Reputation and Dispute in eBay Transactions
Ian MacInnes, Yifan Li, and William Yurcik
International Journal of Electronic Commerce,
Volume 10, Number 1, Fall 2005, pp. 27.
Abstract: This study presents a conceptual framework for determining what factors affect the likelihood of disputes in e-commerce. It hypothesizes that disputes decrease as seller and buyer reputation and experience increase, and further that the likelihood of disputes is contingent on product price, payment method, and amount of information about the product. The empirical model is tested using five goods and services. The results indicate that reputation mechanisms deter the undesirable behavior that can lead to disputes, that experienced users are less likely to be involved in disputes than inexperienced ones, that consumer-to-consumer transactions are more likely to result in disputes than transactions between businesses, and that transactions in services are more likely to result in disputes than those in goods. The implications for auction sites include the possibility for tracking disputes and improving reputation mechanisms by incorporating information about product types, payment methods, and prices.
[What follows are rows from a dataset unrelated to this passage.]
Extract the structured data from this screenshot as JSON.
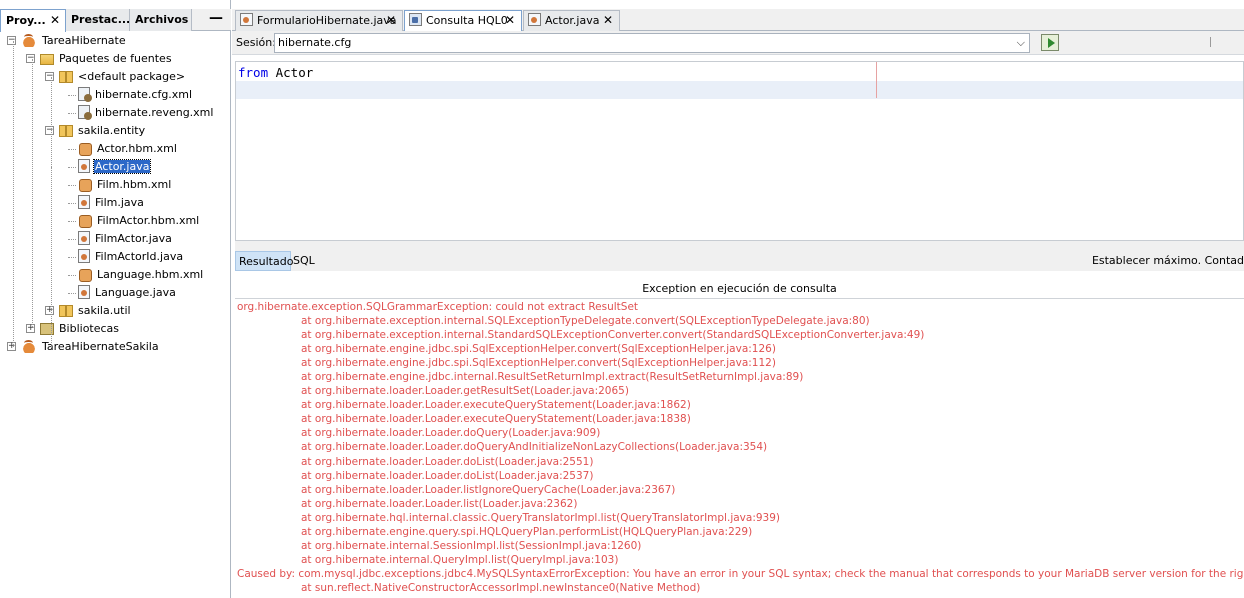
{
  "left_panel": {
    "tabs": [
      {
        "label": "Proy...",
        "close": "✕",
        "active": true
      },
      {
        "label": "Prestac...",
        "close": "",
        "active": false
      },
      {
        "label": "Archivos",
        "close": "",
        "active": false
      }
    ],
    "minimize": "—",
    "tree": [
      {
        "label": "TareaHibernate",
        "icon": "project-icon",
        "level": 0,
        "expanded": true
      },
      {
        "label": "Paquetes de fuentes",
        "icon": "source-packages-icon",
        "level": 1,
        "expanded": true
      },
      {
        "label": "<default package>",
        "icon": "package-icon",
        "level": 2,
        "expanded": true
      },
      {
        "label": "hibernate.cfg.xml",
        "icon": "cfg-file-icon",
        "level": 3
      },
      {
        "label": "hibernate.reveng.xml",
        "icon": "reveng-file-icon",
        "level": 3
      },
      {
        "label": "sakila.entity",
        "icon": "package-icon",
        "level": 2,
        "expanded": true
      },
      {
        "label": "Actor.hbm.xml",
        "icon": "hbm-file-icon",
        "level": 3
      },
      {
        "label": "Actor.java",
        "icon": "java-file-icon",
        "level": 3,
        "selected": true
      },
      {
        "label": "Film.hbm.xml",
        "icon": "hbm-file-icon",
        "level": 3
      },
      {
        "label": "Film.java",
        "icon": "java-file-icon",
        "level": 3
      },
      {
        "label": "FilmActor.hbm.xml",
        "icon": "hbm-file-icon",
        "level": 3
      },
      {
        "label": "FilmActor.java",
        "icon": "java-file-icon",
        "level": 3
      },
      {
        "label": "FilmActorId.java",
        "icon": "java-file-icon",
        "level": 3
      },
      {
        "label": "Language.hbm.xml",
        "icon": "hbm-file-icon",
        "level": 3
      },
      {
        "label": "Language.java",
        "icon": "java-file-icon",
        "level": 3
      },
      {
        "label": "sakila.util",
        "icon": "package-icon",
        "level": 2,
        "expanded": false
      },
      {
        "label": "Bibliotecas",
        "icon": "libraries-icon",
        "level": 1,
        "expanded": false
      },
      {
        "label": "TareaHibernateSakila",
        "icon": "project-icon",
        "level": 0,
        "expanded": false
      }
    ]
  },
  "editor": {
    "tabs": [
      {
        "label": "FormularioHibernate.java",
        "close": "✕",
        "icon": "java-file-icon",
        "active": false
      },
      {
        "label": "Consulta HQL0",
        "close": "✕",
        "icon": "hql-query-icon",
        "active": true
      },
      {
        "label": "Actor.java",
        "close": "✕",
        "icon": "java-file-icon",
        "active": false
      }
    ],
    "session_label": "Sesión:",
    "session_value": "hibernate.cfg",
    "query_keyword": "from",
    "query_rest": " Actor"
  },
  "results": {
    "tabs": [
      {
        "label": "Resultado",
        "active": true
      },
      {
        "label": "SQL",
        "active": false
      }
    ],
    "max_label": "Establecer máximo. Contad",
    "title": "Exception en ejecución de consulta",
    "trace": [
      {
        "text": "org.hibernate.exception.SQLGrammarException: could not extract ResultSet",
        "indent": false
      },
      {
        "text": "at org.hibernate.exception.internal.SQLExceptionTypeDelegate.convert(SQLExceptionTypeDelegate.java:80)",
        "indent": true
      },
      {
        "text": "at org.hibernate.exception.internal.StandardSQLExceptionConverter.convert(StandardSQLExceptionConverter.java:49)",
        "indent": true
      },
      {
        "text": "at org.hibernate.engine.jdbc.spi.SqlExceptionHelper.convert(SqlExceptionHelper.java:126)",
        "indent": true
      },
      {
        "text": "at org.hibernate.engine.jdbc.spi.SqlExceptionHelper.convert(SqlExceptionHelper.java:112)",
        "indent": true
      },
      {
        "text": "at org.hibernate.engine.jdbc.internal.ResultSetReturnImpl.extract(ResultSetReturnImpl.java:89)",
        "indent": true
      },
      {
        "text": "at org.hibernate.loader.Loader.getResultSet(Loader.java:2065)",
        "indent": true
      },
      {
        "text": "at org.hibernate.loader.Loader.executeQueryStatement(Loader.java:1862)",
        "indent": true
      },
      {
        "text": "at org.hibernate.loader.Loader.executeQueryStatement(Loader.java:1838)",
        "indent": true
      },
      {
        "text": "at org.hibernate.loader.Loader.doQuery(Loader.java:909)",
        "indent": true
      },
      {
        "text": "at org.hibernate.loader.Loader.doQueryAndInitializeNonLazyCollections(Loader.java:354)",
        "indent": true
      },
      {
        "text": "at org.hibernate.loader.Loader.doList(Loader.java:2551)",
        "indent": true
      },
      {
        "text": "at org.hibernate.loader.Loader.doList(Loader.java:2537)",
        "indent": true
      },
      {
        "text": "at org.hibernate.loader.Loader.listIgnoreQueryCache(Loader.java:2367)",
        "indent": true
      },
      {
        "text": "at org.hibernate.loader.Loader.list(Loader.java:2362)",
        "indent": true
      },
      {
        "text": "at org.hibernate.hql.internal.classic.QueryTranslatorImpl.list(QueryTranslatorImpl.java:939)",
        "indent": true
      },
      {
        "text": "at org.hibernate.engine.query.spi.HQLQueryPlan.performList(HQLQueryPlan.java:229)",
        "indent": true
      },
      {
        "text": "at org.hibernate.internal.SessionImpl.list(SessionImpl.java:1260)",
        "indent": true
      },
      {
        "text": "at org.hibernate.internal.QueryImpl.list(QueryImpl.java:103)",
        "indent": true
      },
      {
        "text": "Caused by: com.mysql.jdbc.exceptions.jdbc4.MySQLSyntaxErrorException: You have an error in your SQL syntax; check the manual that corresponds to your MariaDB server version for the right syntax to use",
        "indent": false
      },
      {
        "text": "at sun.reflect.NativeConstructorAccessorImpl.newInstance0(Native Method)",
        "indent": true
      }
    ]
  }
}
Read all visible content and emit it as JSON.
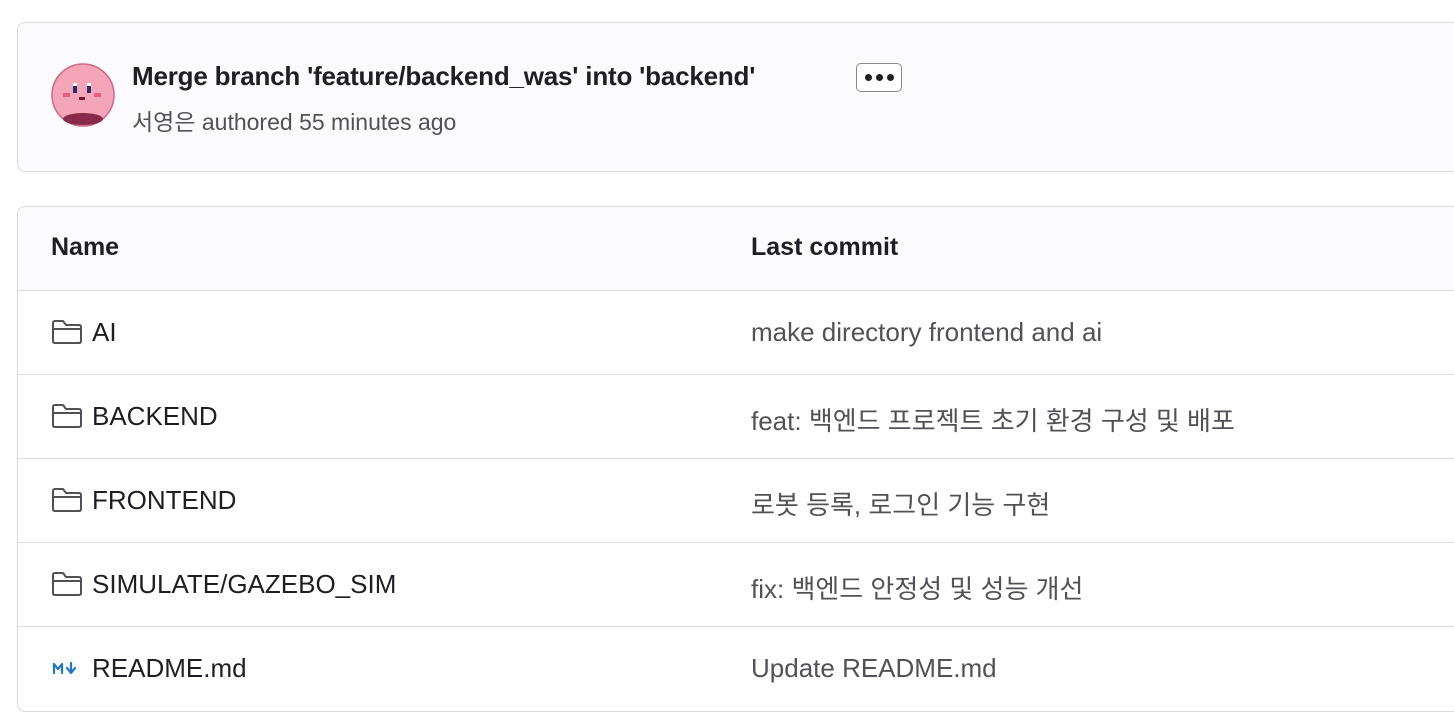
{
  "commit": {
    "title": "Merge branch 'feature/backend_was' into 'backend'",
    "author": "서영은",
    "meta_suffix": " authored 55 minutes ago"
  },
  "table": {
    "headers": {
      "name": "Name",
      "last_commit": "Last commit"
    },
    "rows": [
      {
        "name": "AI",
        "type": "folder",
        "icon": "folder-icon",
        "commit": "make directory frontend and ai"
      },
      {
        "name": "BACKEND",
        "type": "folder",
        "icon": "folder-icon",
        "commit": "feat: 백엔드 프로젝트 초기 환경 구성 및 배포"
      },
      {
        "name": "FRONTEND",
        "type": "folder",
        "icon": "folder-icon",
        "commit": "로봇 등록, 로그인 기능 구현"
      },
      {
        "name": "SIMULATE/GAZEBO_SIM",
        "type": "folder",
        "icon": "folder-icon",
        "commit": "fix: 백엔드 안정성 및 성능 개선"
      },
      {
        "name": "README.md",
        "type": "markdown",
        "icon": "markdown-icon",
        "commit": "Update README.md"
      }
    ]
  },
  "colors": {
    "markdown_icon": "#1f75cb",
    "muted_text": "#535158",
    "border": "#dcdcde"
  }
}
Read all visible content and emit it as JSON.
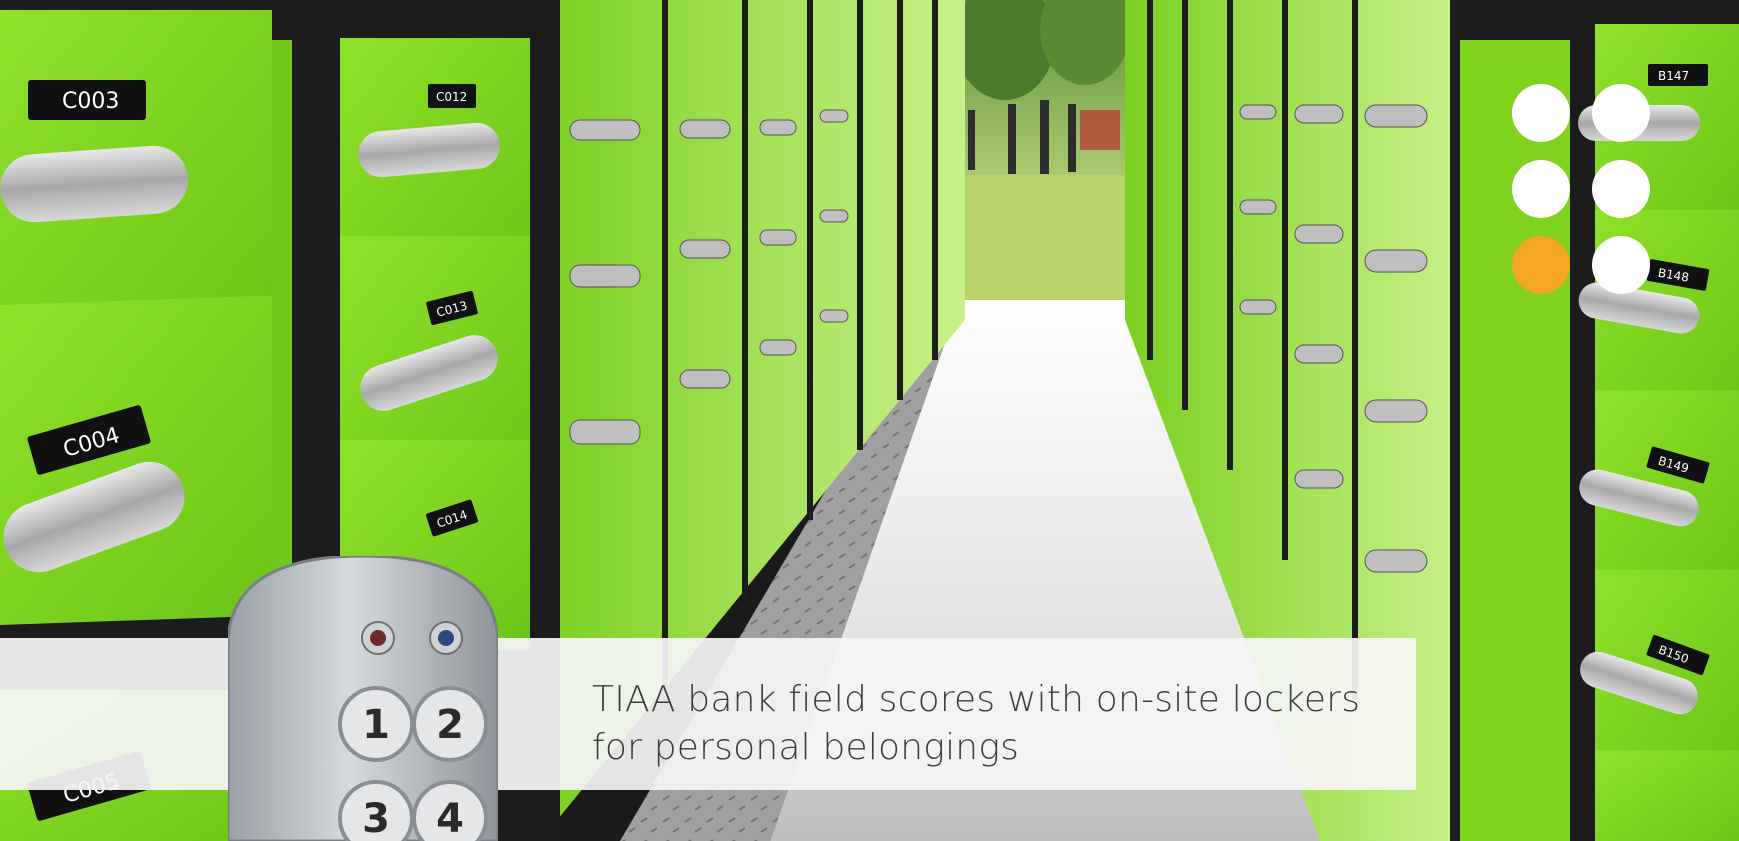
{
  "caption": {
    "line1": "TIAA bank field scores with on-site lockers",
    "line2": "for personal belongings"
  },
  "locker_labels": {
    "c003": "C003",
    "c004": "C004",
    "c005": "C005",
    "c012": "C012",
    "c013": "C013",
    "c014": "C014",
    "b147": "B147",
    "b148": "B148",
    "b149": "B149",
    "b150": "B150"
  },
  "keypad": {
    "keys": [
      "1",
      "2",
      "3",
      "4"
    ]
  },
  "colors": {
    "locker_green": "#7ed321",
    "frame_dark": "#1c1c1c",
    "dot_white": "#ffffff",
    "dot_accent": "#f5a623",
    "caption_text": "#3c3c3c"
  },
  "dots": [
    "white",
    "white",
    "white",
    "white",
    "orange",
    "white"
  ]
}
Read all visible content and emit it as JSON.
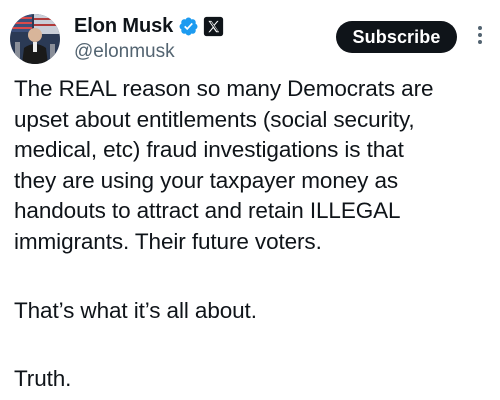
{
  "author": {
    "display_name": "Elon Musk",
    "handle": "@elonmusk",
    "avatar_icon": "avatar-photo",
    "verified_icon": "verified-badge-icon",
    "affiliate_icon": "x-logo-icon"
  },
  "actions": {
    "subscribe_label": "Subscribe",
    "more_icon": "more-vertical-icon"
  },
  "tweet": {
    "paragraphs": [
      "The REAL reason so many Democrats are\nupset about entitlements (social security,\nmedical, etc) fraud investigations is that\nthey are using your taxpayer money as\nhandouts to attract and retain ILLEGAL\nimmigrants. Their future voters.",
      "That’s what it’s all about.",
      "Truth."
    ]
  },
  "colors": {
    "text": "#0f1419",
    "secondary_text": "#536471",
    "verified_blue": "#1d9bf0",
    "button_bg": "#0f1419",
    "button_text": "#ffffff"
  }
}
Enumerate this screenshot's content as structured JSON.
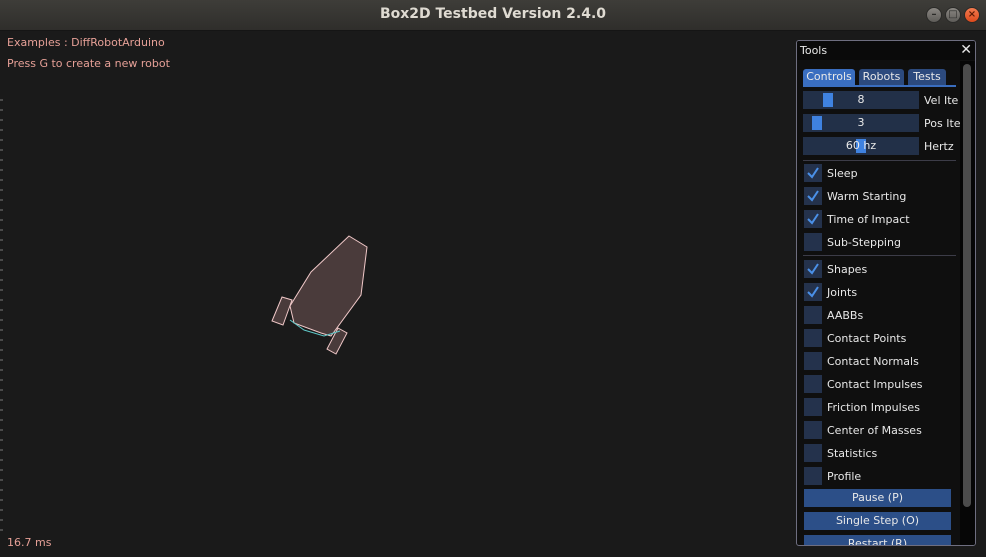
{
  "window": {
    "title": "Box2D Testbed Version 2.4.0"
  },
  "overlay": {
    "example_line": "Examples : DiffRobotArduino",
    "hint_line": "Press G to create a new robot",
    "frame_time": "16.7 ms"
  },
  "tools": {
    "title": "Tools",
    "tabs": [
      {
        "label": "Controls",
        "active": true
      },
      {
        "label": "Robots",
        "active": false
      },
      {
        "label": "Tests",
        "active": false
      }
    ],
    "sliders": [
      {
        "value": "8",
        "label": "Vel Ite",
        "fraction": 0.11
      },
      {
        "value": "3",
        "label": "Pos Ite",
        "fraction": 0.05
      },
      {
        "value": "60 hz",
        "label": "Hertz",
        "fraction": 0.5
      }
    ],
    "checkboxes_group1": [
      {
        "label": "Sleep",
        "checked": true
      },
      {
        "label": "Warm Starting",
        "checked": true
      },
      {
        "label": "Time of Impact",
        "checked": true
      },
      {
        "label": "Sub-Stepping",
        "checked": false
      }
    ],
    "checkboxes_group2": [
      {
        "label": "Shapes",
        "checked": true
      },
      {
        "label": "Joints",
        "checked": true
      },
      {
        "label": "AABBs",
        "checked": false
      },
      {
        "label": "Contact Points",
        "checked": false
      },
      {
        "label": "Contact Normals",
        "checked": false
      },
      {
        "label": "Contact Impulses",
        "checked": false
      },
      {
        "label": "Friction Impulses",
        "checked": false
      },
      {
        "label": "Center of Masses",
        "checked": false
      },
      {
        "label": "Statistics",
        "checked": false
      },
      {
        "label": "Profile",
        "checked": false
      }
    ],
    "buttons": [
      {
        "label": "Pause (P)"
      },
      {
        "label": "Single Step (O)"
      },
      {
        "label": "Restart (R)"
      }
    ]
  },
  "colors": {
    "overlay_text": "#e6a097",
    "body_fill": "#4a3b3b",
    "body_outline": "#f0c8c8",
    "accent": "#3f82e0"
  }
}
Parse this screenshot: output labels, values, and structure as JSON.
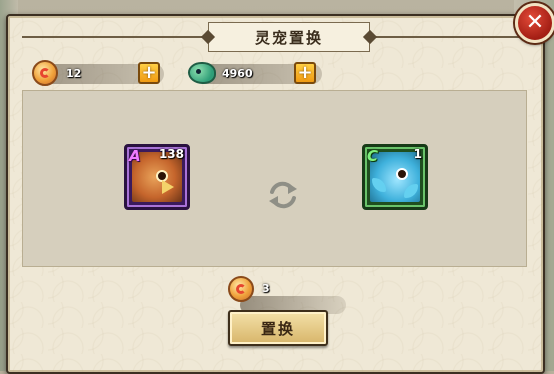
{
  "dialog": {
    "title": "灵宠置换",
    "close_label": "✕"
  },
  "currencies": {
    "gold": {
      "icon": "gold-coin-icon",
      "value": "12"
    },
    "jade": {
      "icon": "green-bean-icon",
      "value": "4960"
    }
  },
  "pets": {
    "source": {
      "rank": "A",
      "level": "138",
      "icon": "eagle-pet-icon"
    },
    "target": {
      "rank": "C",
      "level": "1",
      "icon": "fish-pet-icon"
    }
  },
  "swap_icon": "swap-arrows-icon",
  "cost": {
    "icon": "gold-coin-icon",
    "value": "3"
  },
  "confirm_button": {
    "label": "置换"
  },
  "colors": {
    "frame": "#3b2f22",
    "parchment": "#efe8d6",
    "rank_a": "#f07cff",
    "rank_c": "#7ff07f",
    "close": "#c42a1c",
    "plus": "#f7b42a"
  }
}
Key Words and Phrases: Auction, dispute, payment method, product quality, reputation mechanism, transaction.